Cayman’s cycling community gave the
Cayman Islands Cancer Society a substantial boost recently with the
presentation of a $15,243 cheque.
The money was collected through a
charity auction that formed part of the Cayman Pro Cycling Camp, held in
association with the Garmin-Cervelo pro cycling team.
The event served as a preseason
team-building camp for the team and also allowed local cycling enthusiasts to
meet some of the top cyclists in the world, including reigning world champion
Thor Hushovd and sprinting sensation Tyler Farrar.
According to the organiser of the
event, Tom McCallum, the choice of the Cancer Society as benefitting charity
was an easy one.
“Thanks to the efforts of Lance
Armstrong and others, awareness of cancer and the support of cancer charities
is very big in the cycling community from the pro athletes on down, so it was
quite an easy choice, particularly given the reputation of the Cayman Islands
Cancer Society for being a very effective charity on the Islands,” he said.
Steve Abbott, president of the
Cayman Islands Cycling Association, said the link between a healthy, active
lifestyle and the reduction of the incidence of cancer also made the Cancer
Society the perfect beneficiary.
“Cancer affects everyone, and I
personally don’t think I know of many people who haven’t been affected by it in
some way,” he said.
According to Mr. McCallum, much of
the success of the auction can be ascribed to the generous assistance provided
by the Garmin-Cervelo cycling team.
“I did press upon the team that we
wanted to make sure we could raise significant money for charity, and the team
was very kind to donate three absolutely fantastic bikes, ridden by the pros,
and in fact the bulk of the money that we raised from the charity auction was
from the donations from the Garmin-Cervelo team, so thanks to them again,” he
Jennifer Weber, operations manager
of the Cancer Society, accepted the donation on behalf of the society.
“Cancer is so expensive – no one
can afford to have cancer.

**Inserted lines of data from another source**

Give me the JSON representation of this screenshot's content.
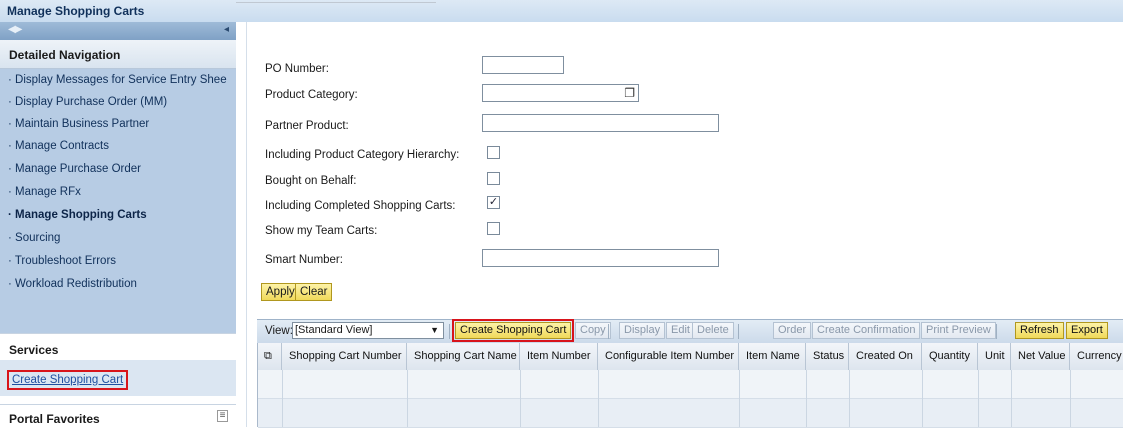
{
  "window": {
    "title": "Manage Shopping Carts"
  },
  "navigation": {
    "heading": "Detailed Navigation",
    "items": [
      {
        "label": "Display Messages for Service Entry Shee"
      },
      {
        "label": "Display Purchase Order (MM)"
      },
      {
        "label": "Maintain Business Partner"
      },
      {
        "label": "Manage Contracts"
      },
      {
        "label": "Manage Purchase Order"
      },
      {
        "label": "Manage RFx"
      },
      {
        "label": "Manage Shopping Carts",
        "active": true
      },
      {
        "label": "Sourcing"
      },
      {
        "label": "Troubleshoot Errors"
      },
      {
        "label": "Workload Redistribution"
      }
    ]
  },
  "services": {
    "heading": "Services",
    "link": "Create Shopping Cart"
  },
  "favorites": {
    "heading": "Portal Favorites"
  },
  "form": {
    "po_number": {
      "label": "PO Number:",
      "value": ""
    },
    "product_category": {
      "label": "Product Category:",
      "value": ""
    },
    "partner_product": {
      "label": "Partner Product:",
      "value": ""
    },
    "incl_hierarchy": {
      "label": "Including Product Category Hierarchy:",
      "checked": false
    },
    "bought_on_behalf": {
      "label": "Bought on Behalf:",
      "checked": false
    },
    "incl_completed": {
      "label": "Including Completed Shopping Carts:",
      "checked": true
    },
    "team_carts": {
      "label": "Show my Team Carts:",
      "checked": false
    },
    "smart_number": {
      "label": "Smart Number:",
      "value": ""
    },
    "apply_label": "Apply",
    "clear_label": "Clear"
  },
  "toolbar": {
    "view_label": "View:",
    "view_value": "[Standard View]",
    "create_label": "Create Shopping Cart",
    "copy_label": "Copy",
    "display_label": "Display",
    "edit_label": "Edit",
    "delete_label": "Delete",
    "order_label": "Order",
    "create_confirmation_label": "Create Confirmation",
    "print_preview_label": "Print Preview",
    "refresh_label": "Refresh",
    "export_label": "Export"
  },
  "table": {
    "columns": [
      "Shopping Cart Number",
      "Shopping Cart Name",
      "Item Number",
      "Configurable Item Number",
      "Item Name",
      "Status",
      "Created On",
      "Quantity",
      "Unit",
      "Net Value",
      "Currency"
    ]
  },
  "colors": {
    "highlight": "#d8141b",
    "nav_bg": "#b7cce4",
    "button_yellow": "#f0d95a"
  }
}
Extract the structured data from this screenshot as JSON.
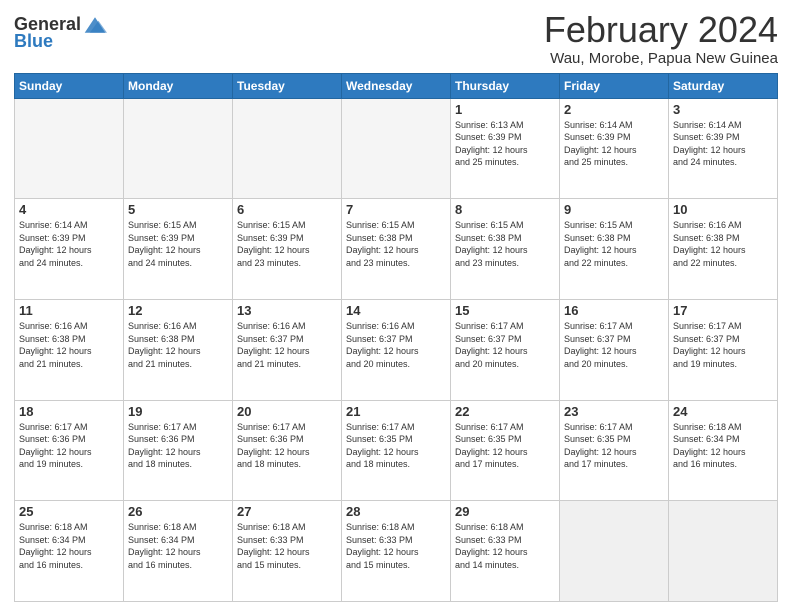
{
  "header": {
    "logo": {
      "general": "General",
      "blue": "Blue"
    },
    "title": "February 2024",
    "subtitle": "Wau, Morobe, Papua New Guinea"
  },
  "weekdays": [
    "Sunday",
    "Monday",
    "Tuesday",
    "Wednesday",
    "Thursday",
    "Friday",
    "Saturday"
  ],
  "weeks": [
    [
      {
        "day": "",
        "info": "",
        "empty": true
      },
      {
        "day": "",
        "info": "",
        "empty": true
      },
      {
        "day": "",
        "info": "",
        "empty": true
      },
      {
        "day": "",
        "info": "",
        "empty": true
      },
      {
        "day": "1",
        "info": "Sunrise: 6:13 AM\nSunset: 6:39 PM\nDaylight: 12 hours\nand 25 minutes."
      },
      {
        "day": "2",
        "info": "Sunrise: 6:14 AM\nSunset: 6:39 PM\nDaylight: 12 hours\nand 25 minutes."
      },
      {
        "day": "3",
        "info": "Sunrise: 6:14 AM\nSunset: 6:39 PM\nDaylight: 12 hours\nand 24 minutes."
      }
    ],
    [
      {
        "day": "4",
        "info": "Sunrise: 6:14 AM\nSunset: 6:39 PM\nDaylight: 12 hours\nand 24 minutes."
      },
      {
        "day": "5",
        "info": "Sunrise: 6:15 AM\nSunset: 6:39 PM\nDaylight: 12 hours\nand 24 minutes."
      },
      {
        "day": "6",
        "info": "Sunrise: 6:15 AM\nSunset: 6:39 PM\nDaylight: 12 hours\nand 23 minutes."
      },
      {
        "day": "7",
        "info": "Sunrise: 6:15 AM\nSunset: 6:38 PM\nDaylight: 12 hours\nand 23 minutes."
      },
      {
        "day": "8",
        "info": "Sunrise: 6:15 AM\nSunset: 6:38 PM\nDaylight: 12 hours\nand 23 minutes."
      },
      {
        "day": "9",
        "info": "Sunrise: 6:15 AM\nSunset: 6:38 PM\nDaylight: 12 hours\nand 22 minutes."
      },
      {
        "day": "10",
        "info": "Sunrise: 6:16 AM\nSunset: 6:38 PM\nDaylight: 12 hours\nand 22 minutes."
      }
    ],
    [
      {
        "day": "11",
        "info": "Sunrise: 6:16 AM\nSunset: 6:38 PM\nDaylight: 12 hours\nand 21 minutes."
      },
      {
        "day": "12",
        "info": "Sunrise: 6:16 AM\nSunset: 6:38 PM\nDaylight: 12 hours\nand 21 minutes."
      },
      {
        "day": "13",
        "info": "Sunrise: 6:16 AM\nSunset: 6:37 PM\nDaylight: 12 hours\nand 21 minutes."
      },
      {
        "day": "14",
        "info": "Sunrise: 6:16 AM\nSunset: 6:37 PM\nDaylight: 12 hours\nand 20 minutes."
      },
      {
        "day": "15",
        "info": "Sunrise: 6:17 AM\nSunset: 6:37 PM\nDaylight: 12 hours\nand 20 minutes."
      },
      {
        "day": "16",
        "info": "Sunrise: 6:17 AM\nSunset: 6:37 PM\nDaylight: 12 hours\nand 20 minutes."
      },
      {
        "day": "17",
        "info": "Sunrise: 6:17 AM\nSunset: 6:37 PM\nDaylight: 12 hours\nand 19 minutes."
      }
    ],
    [
      {
        "day": "18",
        "info": "Sunrise: 6:17 AM\nSunset: 6:36 PM\nDaylight: 12 hours\nand 19 minutes."
      },
      {
        "day": "19",
        "info": "Sunrise: 6:17 AM\nSunset: 6:36 PM\nDaylight: 12 hours\nand 18 minutes."
      },
      {
        "day": "20",
        "info": "Sunrise: 6:17 AM\nSunset: 6:36 PM\nDaylight: 12 hours\nand 18 minutes."
      },
      {
        "day": "21",
        "info": "Sunrise: 6:17 AM\nSunset: 6:35 PM\nDaylight: 12 hours\nand 18 minutes."
      },
      {
        "day": "22",
        "info": "Sunrise: 6:17 AM\nSunset: 6:35 PM\nDaylight: 12 hours\nand 17 minutes."
      },
      {
        "day": "23",
        "info": "Sunrise: 6:17 AM\nSunset: 6:35 PM\nDaylight: 12 hours\nand 17 minutes."
      },
      {
        "day": "24",
        "info": "Sunrise: 6:18 AM\nSunset: 6:34 PM\nDaylight: 12 hours\nand 16 minutes."
      }
    ],
    [
      {
        "day": "25",
        "info": "Sunrise: 6:18 AM\nSunset: 6:34 PM\nDaylight: 12 hours\nand 16 minutes."
      },
      {
        "day": "26",
        "info": "Sunrise: 6:18 AM\nSunset: 6:34 PM\nDaylight: 12 hours\nand 16 minutes."
      },
      {
        "day": "27",
        "info": "Sunrise: 6:18 AM\nSunset: 6:33 PM\nDaylight: 12 hours\nand 15 minutes."
      },
      {
        "day": "28",
        "info": "Sunrise: 6:18 AM\nSunset: 6:33 PM\nDaylight: 12 hours\nand 15 minutes."
      },
      {
        "day": "29",
        "info": "Sunrise: 6:18 AM\nSunset: 6:33 PM\nDaylight: 12 hours\nand 14 minutes."
      },
      {
        "day": "",
        "info": "",
        "empty": true
      },
      {
        "day": "",
        "info": "",
        "empty": true
      }
    ]
  ]
}
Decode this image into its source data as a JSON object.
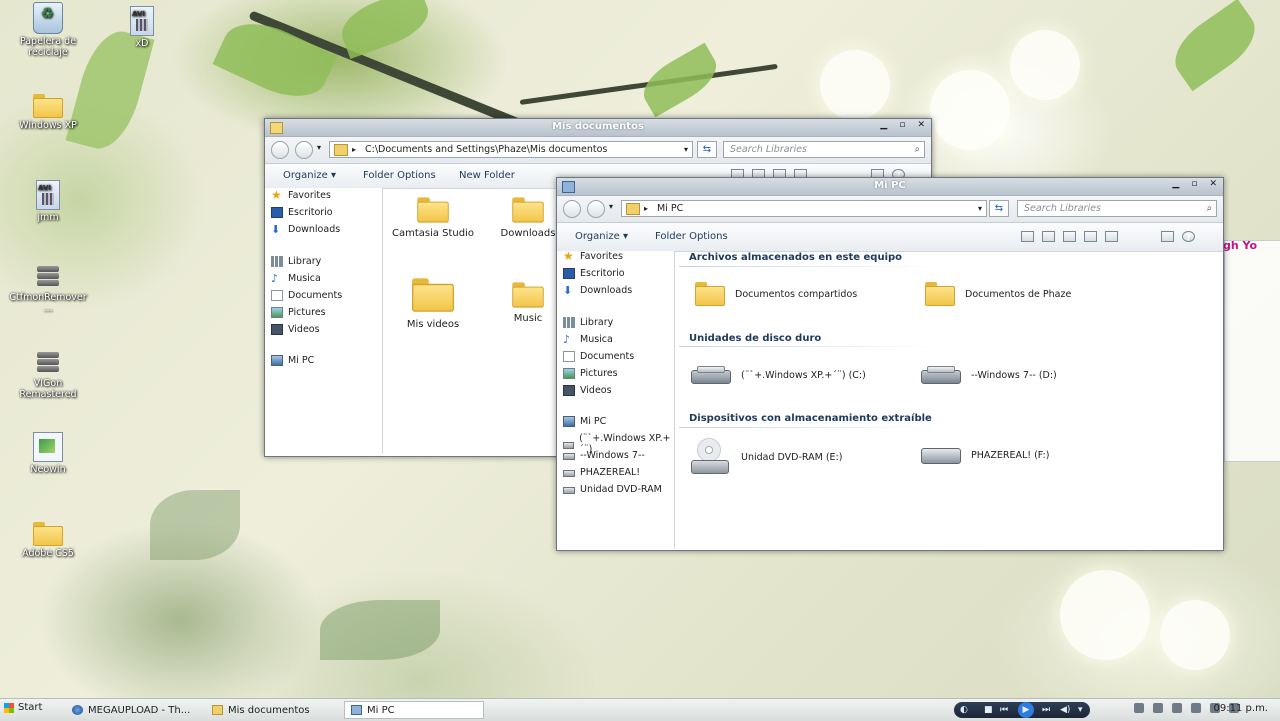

So regardless of what socioeconomic bracket you fit
into, everyone needs help to pay for the treatment, so when you donate money
here, it really does help a very broad cross-section of people,” she said.
According to Ms Weber, donations to
the Cancer Society are used in two ways.
“We do education programmes to help
with the prevention of cancer – we believe that early detection is very
important, and so a lot of the money goes out to education programmes.
“The other way that the money will
help us is that for people who are already sick, it allows us to help them with
their medical expenses. If they have insurance, but the insurance doesn’t cover
things like travel expenses or lodging or miscellaneous other things, those are
the things that we can help with,” she said.